In 2014, an ISIS document surfaced, reportedly listing prices at which to sell Yazidi and Christian women and children abducted by the terrorist group. Citing economic reasons, ISIS placed dollar signs on their human worth. It’s a story only a handful of media outlets covered.
Since then, the plight of the Yazidis gained some media momentum after human rights attorney Amal Clooney, married to actor George Clooney, championed the cause by representing Nadia Murad, a Yazidi woman abused by ISIS as a sex slave.
“She made me make the decision,” Clooney said in 2016, “because I met her and I just thought, ‘I can't walk away from this.’”
If only the liberal feminist media felt the same.
Last year, former Secretary of State John Kerry declared that, “in my judgment, Daesh [ISIS] is responsible for genocide against groups in areas under its control, including Yezidis, Christians, and Shia Muslims.”

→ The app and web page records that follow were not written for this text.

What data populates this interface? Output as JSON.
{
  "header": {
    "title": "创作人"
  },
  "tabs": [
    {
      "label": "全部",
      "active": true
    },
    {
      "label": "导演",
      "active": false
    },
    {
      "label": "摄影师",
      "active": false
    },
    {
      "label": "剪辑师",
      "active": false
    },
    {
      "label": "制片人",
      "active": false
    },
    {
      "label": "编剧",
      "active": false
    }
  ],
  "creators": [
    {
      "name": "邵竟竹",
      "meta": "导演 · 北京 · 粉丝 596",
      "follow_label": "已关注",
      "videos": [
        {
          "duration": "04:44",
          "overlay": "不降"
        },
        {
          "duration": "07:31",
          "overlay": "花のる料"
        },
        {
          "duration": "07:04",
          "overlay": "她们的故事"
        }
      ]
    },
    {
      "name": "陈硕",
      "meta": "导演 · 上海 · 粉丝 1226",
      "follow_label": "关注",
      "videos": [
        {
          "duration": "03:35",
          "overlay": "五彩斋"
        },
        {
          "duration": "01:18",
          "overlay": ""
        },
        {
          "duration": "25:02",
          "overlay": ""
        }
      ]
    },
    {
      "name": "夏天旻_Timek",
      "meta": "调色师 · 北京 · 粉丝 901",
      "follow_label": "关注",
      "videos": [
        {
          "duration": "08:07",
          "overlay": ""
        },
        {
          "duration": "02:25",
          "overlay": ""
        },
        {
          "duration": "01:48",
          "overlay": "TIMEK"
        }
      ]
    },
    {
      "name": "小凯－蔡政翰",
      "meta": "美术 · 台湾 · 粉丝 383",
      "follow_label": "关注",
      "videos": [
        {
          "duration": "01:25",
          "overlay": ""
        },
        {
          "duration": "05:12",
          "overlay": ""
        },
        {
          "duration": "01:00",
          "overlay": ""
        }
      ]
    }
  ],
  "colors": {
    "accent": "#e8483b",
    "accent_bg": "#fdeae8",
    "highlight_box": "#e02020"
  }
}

But even today, the broadcast networks are hesitant to use the term “genocide.” In August, the MRC found that, in the past two-and-half years, the evening news shows reported on the persecution of Christians in the Middle East, Africa and South Asia only 60 times. And of those 60 reports, just six used the word “genocide.”